I was led by this Tweet to have a peek at the Draft EU–UK Trade Cooperation Agreement and can confirm that on p. 931 (not p. 921), under ‘Protocols and Standards to be used for encryption mechanism: s/MIME and related packages’, there is this:
The underlying certificate used by the s/MIME mechanism has to be in compliance with X.509 standard. In order to ensure common standards and procedures with other Prüm applications, the processing rules for s/MIME encryption operations or to be applied under various Commercial Product of the Shelves (COTS) environments, are as follows:
– the sequence of the operations is: first encryption and then signing,
– the encryption algorithm AES (Advanced Encryption Standard) with 256 bit key length and RSA with 1024 bit key length shall be applied for symmetric and asymmetric encryption respectively,
– the hash algorithm SHA-1 shall be applied.
s/MIME functionality is built into the vast majority of modern e-mail software packages including Outlook, Mozilla Mail as well as Netscape Communicator 4.x and inter-operates among all major email software packages.

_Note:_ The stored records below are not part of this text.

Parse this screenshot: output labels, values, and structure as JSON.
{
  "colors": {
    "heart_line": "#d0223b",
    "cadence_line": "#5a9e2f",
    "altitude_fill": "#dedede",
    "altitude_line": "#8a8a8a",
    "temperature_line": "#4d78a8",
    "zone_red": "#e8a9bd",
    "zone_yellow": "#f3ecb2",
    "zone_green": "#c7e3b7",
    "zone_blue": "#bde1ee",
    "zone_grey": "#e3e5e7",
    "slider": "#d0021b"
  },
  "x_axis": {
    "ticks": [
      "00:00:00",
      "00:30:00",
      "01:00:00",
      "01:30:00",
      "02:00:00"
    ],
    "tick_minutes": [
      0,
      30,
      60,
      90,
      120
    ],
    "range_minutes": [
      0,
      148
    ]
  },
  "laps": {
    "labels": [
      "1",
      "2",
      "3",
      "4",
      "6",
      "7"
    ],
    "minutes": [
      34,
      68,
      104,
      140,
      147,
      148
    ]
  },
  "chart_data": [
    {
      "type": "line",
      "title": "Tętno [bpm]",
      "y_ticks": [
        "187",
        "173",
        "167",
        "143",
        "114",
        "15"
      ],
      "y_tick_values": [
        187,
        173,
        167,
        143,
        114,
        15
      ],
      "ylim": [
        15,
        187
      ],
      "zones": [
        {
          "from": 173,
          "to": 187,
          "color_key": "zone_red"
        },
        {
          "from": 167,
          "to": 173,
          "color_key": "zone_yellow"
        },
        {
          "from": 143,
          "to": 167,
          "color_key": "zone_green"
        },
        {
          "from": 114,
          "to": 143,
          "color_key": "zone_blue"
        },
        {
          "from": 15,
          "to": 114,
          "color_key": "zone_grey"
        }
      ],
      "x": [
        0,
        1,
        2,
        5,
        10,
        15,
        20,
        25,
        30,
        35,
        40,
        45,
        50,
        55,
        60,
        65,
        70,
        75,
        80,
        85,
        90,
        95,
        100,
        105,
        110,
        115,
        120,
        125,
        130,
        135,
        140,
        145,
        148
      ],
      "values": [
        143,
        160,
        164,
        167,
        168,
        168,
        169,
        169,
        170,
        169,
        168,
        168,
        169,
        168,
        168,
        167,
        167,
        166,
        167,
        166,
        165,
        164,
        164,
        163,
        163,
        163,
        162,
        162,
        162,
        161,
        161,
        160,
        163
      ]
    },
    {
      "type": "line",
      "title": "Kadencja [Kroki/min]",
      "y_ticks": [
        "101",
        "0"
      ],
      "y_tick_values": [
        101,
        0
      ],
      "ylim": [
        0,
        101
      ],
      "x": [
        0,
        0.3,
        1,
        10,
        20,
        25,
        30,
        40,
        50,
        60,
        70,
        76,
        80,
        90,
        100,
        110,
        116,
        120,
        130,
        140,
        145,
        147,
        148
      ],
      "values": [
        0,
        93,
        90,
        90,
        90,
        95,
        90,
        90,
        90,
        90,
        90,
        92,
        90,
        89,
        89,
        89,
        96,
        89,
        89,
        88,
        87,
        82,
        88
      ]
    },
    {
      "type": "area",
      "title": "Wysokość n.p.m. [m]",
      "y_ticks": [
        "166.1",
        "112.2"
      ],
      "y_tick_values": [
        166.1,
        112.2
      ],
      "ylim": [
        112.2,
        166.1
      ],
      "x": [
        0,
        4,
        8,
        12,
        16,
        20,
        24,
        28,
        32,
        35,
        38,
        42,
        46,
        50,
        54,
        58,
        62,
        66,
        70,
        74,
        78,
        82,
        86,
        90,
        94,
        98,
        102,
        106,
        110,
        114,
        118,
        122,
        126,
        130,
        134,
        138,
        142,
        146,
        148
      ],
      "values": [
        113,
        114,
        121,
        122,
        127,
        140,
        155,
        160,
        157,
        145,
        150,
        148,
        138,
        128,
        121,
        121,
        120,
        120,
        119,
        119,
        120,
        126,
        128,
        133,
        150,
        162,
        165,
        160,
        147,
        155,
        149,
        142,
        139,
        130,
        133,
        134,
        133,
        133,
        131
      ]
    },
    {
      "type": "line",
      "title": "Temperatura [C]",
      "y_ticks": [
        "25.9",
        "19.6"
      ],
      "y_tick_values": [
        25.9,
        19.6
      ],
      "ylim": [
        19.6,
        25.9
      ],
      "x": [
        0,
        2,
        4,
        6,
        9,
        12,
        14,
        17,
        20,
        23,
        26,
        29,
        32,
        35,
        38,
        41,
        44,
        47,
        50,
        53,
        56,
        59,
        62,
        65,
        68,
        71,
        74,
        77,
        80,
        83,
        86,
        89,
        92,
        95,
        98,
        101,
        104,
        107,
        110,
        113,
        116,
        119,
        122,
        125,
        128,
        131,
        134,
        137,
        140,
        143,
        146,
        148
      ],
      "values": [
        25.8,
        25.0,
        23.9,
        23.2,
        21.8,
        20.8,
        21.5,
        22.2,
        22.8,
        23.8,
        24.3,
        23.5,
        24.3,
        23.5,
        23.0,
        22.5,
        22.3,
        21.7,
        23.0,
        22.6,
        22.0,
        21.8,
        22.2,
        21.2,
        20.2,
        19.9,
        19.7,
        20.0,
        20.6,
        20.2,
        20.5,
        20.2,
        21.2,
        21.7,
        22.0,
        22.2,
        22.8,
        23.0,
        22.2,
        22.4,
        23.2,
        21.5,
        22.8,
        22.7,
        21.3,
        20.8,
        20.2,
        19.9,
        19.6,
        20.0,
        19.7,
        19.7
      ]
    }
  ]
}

Two things have always puzzled me about the UK’s approach to getting some sort of a deal with the EU.
There are two Davids, Davis and Frost, no relation to the TV producer and TV host. As far as I can tell, despite knowing that the transition period would end on January 1, 2021, failed to do anything toward advancing a deal with the EU, so that the British people know there are new rules, but not what they are. The British taxpayer would be right to question just what their pounds have been doing.
If I may use an analogy: there’s an exam and the set date was given but no one has done any swotting. Messrs Davis and Frost haven’t even done the coursework and sat in the lectures and tutorials blankly.
The person who has done the least is Alexander Boris de Pfeffel Johnson, the British prime minister, who stumbled in to the exam room at the last minute without knowing the subject.
But never mind, sneaked into the room with his clobber is an earlier graduate’s paper! Surely he can plagiarize some of the answers out of that should the same questions arise!
I don’t know much about SHA-1 hash algorithms but the original Tweeter informs us that this had been ‘deprecated in 2011’ as insecure. However, I can cast my mind back to when ‘Netscape Communicator 4.x’ was my browser of choice, and that was 1998–2001. (I stuck with Netscape 4·7 for a long time, as 6 was too buggy, and in 2001 a friend gave me a copy of Internet Explorer 5, which I then used in Windows. This pre-dates this blog, hence Netscape is not even a tag here.)
This is a comedy–tragedy from the land of Shakespeare, and I wonder if it means that the British government is expecting things to get so bad that they will have to wind up using computer software from 20 years ago.
Or they just couldn’t be arsed over the last four years (yes, count ’em!) to do any real work, and hoped that no one would read the 1,259 pp. to find the mistakes.
To conclude, another bad analogy: it’s not really oven-ready despite all this time baking. However, it appears the ingredients aren’t as fresh as we were led to believe. The proof of the pudding will be in the eating.